-- Description of the task --
Out of the entries that follow, copy each line containing "Trainer".

(Saved data entries)
--- --- ---

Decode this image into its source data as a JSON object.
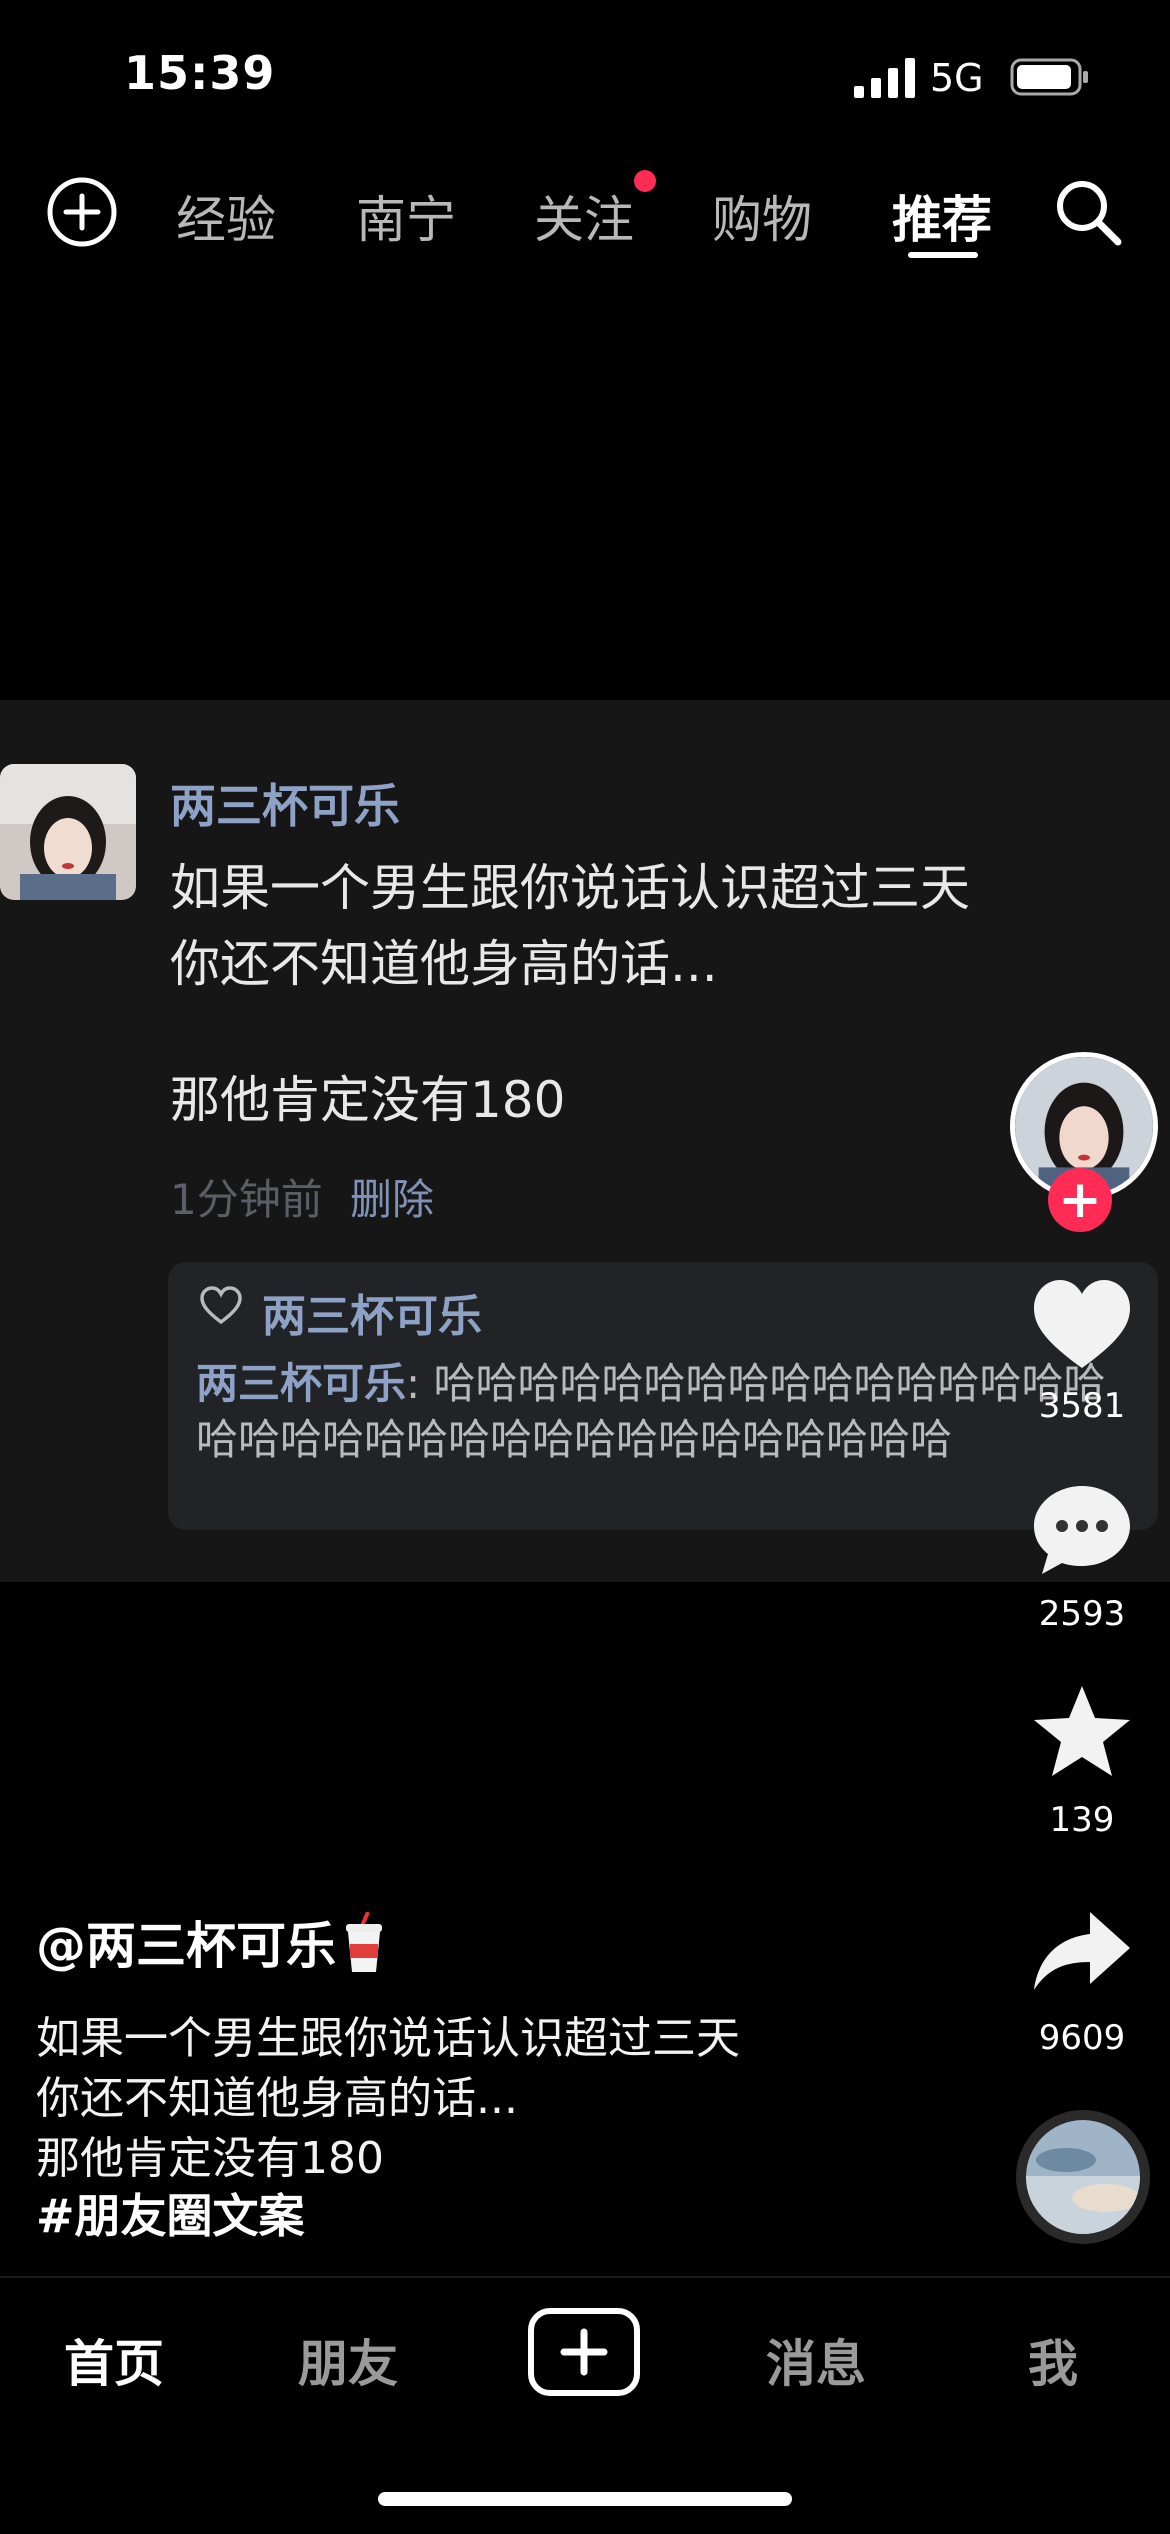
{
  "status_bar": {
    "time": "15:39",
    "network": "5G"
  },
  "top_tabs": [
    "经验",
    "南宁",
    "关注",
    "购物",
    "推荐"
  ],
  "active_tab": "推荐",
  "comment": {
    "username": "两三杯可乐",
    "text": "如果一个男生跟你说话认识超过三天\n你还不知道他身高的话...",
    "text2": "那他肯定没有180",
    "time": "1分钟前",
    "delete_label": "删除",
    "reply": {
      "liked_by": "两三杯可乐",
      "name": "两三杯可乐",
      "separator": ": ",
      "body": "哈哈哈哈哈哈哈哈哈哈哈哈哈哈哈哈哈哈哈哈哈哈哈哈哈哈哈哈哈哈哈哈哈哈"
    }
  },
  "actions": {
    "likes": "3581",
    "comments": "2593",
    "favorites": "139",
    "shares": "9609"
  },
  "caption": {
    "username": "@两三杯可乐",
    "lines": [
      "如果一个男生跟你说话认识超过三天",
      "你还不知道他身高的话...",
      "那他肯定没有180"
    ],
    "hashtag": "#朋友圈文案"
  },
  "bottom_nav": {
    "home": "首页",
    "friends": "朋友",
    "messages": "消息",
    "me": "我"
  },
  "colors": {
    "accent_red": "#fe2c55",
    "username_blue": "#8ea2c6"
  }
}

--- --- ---

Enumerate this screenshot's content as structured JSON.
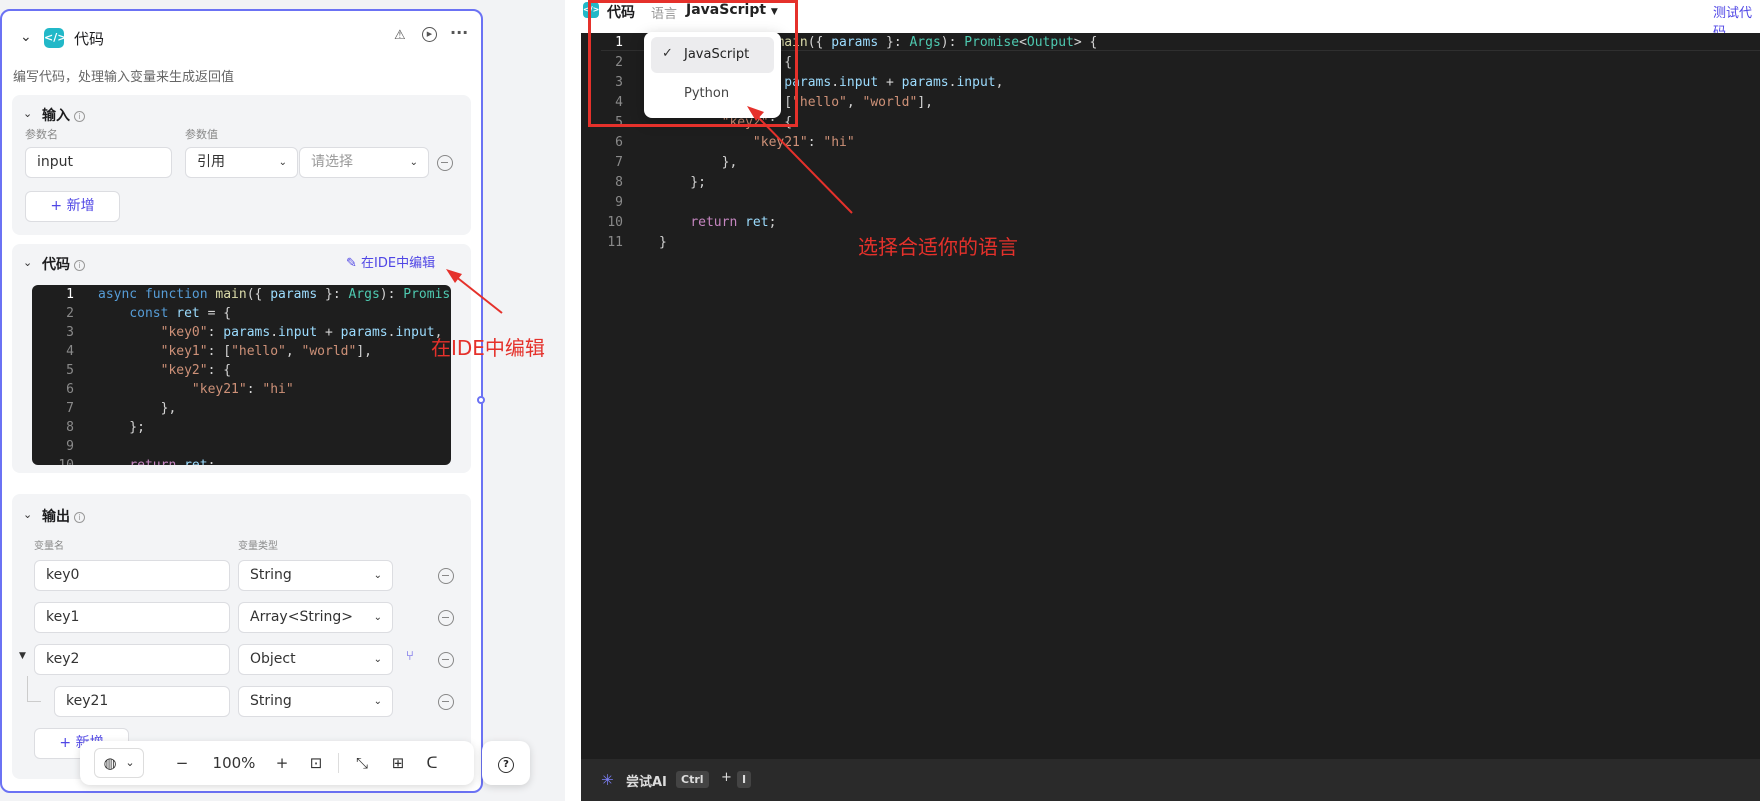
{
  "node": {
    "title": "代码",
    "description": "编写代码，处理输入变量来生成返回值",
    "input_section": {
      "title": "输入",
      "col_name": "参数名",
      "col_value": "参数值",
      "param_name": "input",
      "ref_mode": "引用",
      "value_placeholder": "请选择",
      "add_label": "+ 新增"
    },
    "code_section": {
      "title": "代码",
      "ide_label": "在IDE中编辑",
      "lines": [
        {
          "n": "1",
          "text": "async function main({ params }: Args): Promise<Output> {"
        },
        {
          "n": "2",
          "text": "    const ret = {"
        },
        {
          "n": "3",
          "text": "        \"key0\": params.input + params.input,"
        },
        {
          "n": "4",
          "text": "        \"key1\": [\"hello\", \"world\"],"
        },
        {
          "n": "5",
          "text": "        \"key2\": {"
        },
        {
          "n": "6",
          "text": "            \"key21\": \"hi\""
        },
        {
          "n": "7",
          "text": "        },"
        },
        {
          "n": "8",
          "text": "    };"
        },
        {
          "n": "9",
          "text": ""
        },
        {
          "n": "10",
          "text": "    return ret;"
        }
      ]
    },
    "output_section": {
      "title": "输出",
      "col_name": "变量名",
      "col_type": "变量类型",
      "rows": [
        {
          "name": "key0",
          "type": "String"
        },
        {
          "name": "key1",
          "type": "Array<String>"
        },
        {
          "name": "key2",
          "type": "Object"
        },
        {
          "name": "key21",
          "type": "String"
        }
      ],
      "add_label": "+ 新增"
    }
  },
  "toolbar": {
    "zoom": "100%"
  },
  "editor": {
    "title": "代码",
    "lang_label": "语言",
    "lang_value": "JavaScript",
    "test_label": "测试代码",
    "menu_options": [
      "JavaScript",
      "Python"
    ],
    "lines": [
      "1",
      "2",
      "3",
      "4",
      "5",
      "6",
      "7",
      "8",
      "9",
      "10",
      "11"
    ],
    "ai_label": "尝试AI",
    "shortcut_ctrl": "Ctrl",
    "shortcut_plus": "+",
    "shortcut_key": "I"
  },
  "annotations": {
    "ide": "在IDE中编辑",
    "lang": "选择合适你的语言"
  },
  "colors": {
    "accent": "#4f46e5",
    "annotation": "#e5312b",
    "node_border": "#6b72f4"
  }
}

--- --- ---

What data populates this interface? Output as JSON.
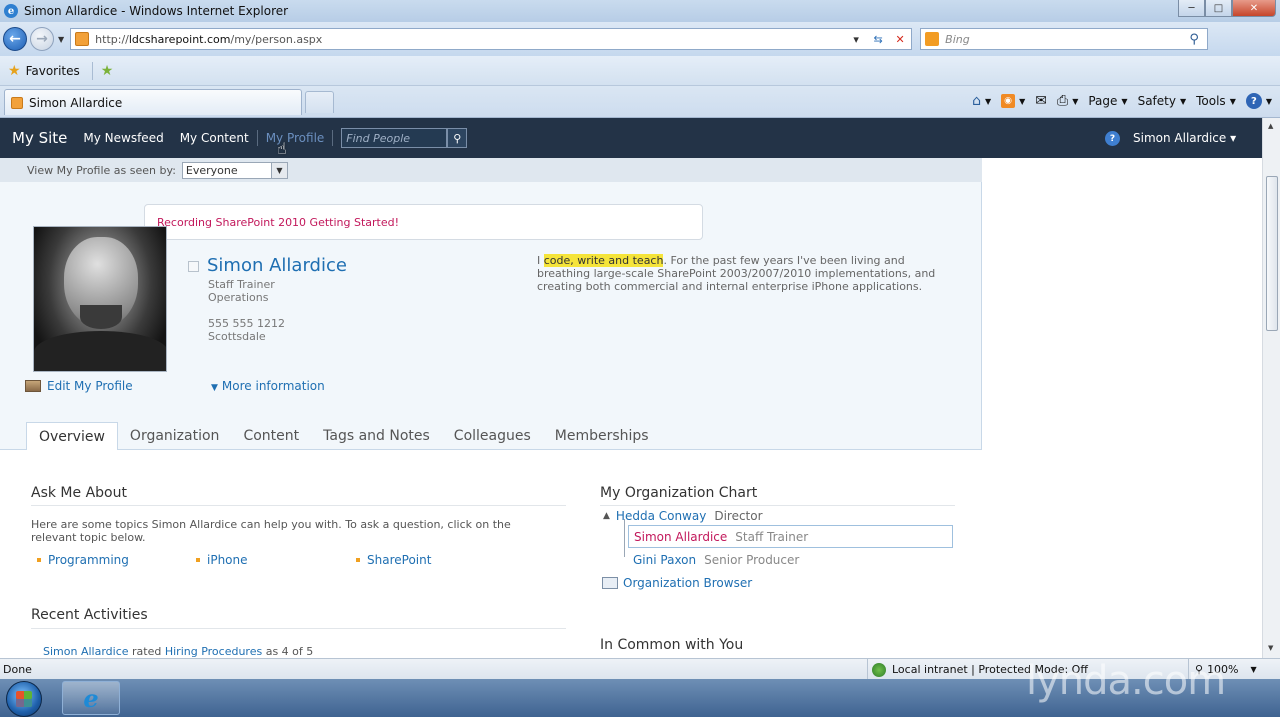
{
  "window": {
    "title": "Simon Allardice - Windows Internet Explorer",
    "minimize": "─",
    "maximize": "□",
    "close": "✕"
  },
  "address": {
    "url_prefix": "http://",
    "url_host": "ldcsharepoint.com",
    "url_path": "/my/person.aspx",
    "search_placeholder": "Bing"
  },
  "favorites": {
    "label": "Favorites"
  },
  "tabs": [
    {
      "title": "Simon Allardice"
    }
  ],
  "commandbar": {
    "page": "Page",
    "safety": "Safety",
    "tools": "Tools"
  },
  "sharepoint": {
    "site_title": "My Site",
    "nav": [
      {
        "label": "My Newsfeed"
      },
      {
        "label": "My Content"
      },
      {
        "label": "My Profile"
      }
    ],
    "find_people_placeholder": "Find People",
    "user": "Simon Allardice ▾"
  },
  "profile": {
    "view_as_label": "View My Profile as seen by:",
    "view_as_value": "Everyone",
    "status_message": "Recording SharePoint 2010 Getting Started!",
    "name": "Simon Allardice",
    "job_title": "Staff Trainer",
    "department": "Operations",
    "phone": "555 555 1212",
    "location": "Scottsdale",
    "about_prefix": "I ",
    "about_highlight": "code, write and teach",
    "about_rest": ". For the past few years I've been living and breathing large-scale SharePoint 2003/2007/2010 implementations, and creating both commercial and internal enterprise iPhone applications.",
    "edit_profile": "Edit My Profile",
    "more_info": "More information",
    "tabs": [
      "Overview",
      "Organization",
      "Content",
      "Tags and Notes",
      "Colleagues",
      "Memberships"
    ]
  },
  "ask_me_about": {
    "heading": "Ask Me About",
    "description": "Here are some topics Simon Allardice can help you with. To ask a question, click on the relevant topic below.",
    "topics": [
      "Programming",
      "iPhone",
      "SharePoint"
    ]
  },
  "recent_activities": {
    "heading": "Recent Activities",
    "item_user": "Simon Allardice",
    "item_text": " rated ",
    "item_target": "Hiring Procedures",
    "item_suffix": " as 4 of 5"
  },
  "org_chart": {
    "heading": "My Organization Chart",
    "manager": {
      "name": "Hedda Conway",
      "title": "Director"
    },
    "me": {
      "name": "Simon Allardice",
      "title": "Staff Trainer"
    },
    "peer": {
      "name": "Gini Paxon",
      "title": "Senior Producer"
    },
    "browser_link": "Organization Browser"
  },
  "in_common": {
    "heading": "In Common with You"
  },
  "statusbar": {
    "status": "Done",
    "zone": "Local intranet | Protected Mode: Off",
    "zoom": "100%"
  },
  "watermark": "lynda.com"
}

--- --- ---

-- Written reply --
    "job_title": "Staff Trainer",
      "title": "Staff Trainer"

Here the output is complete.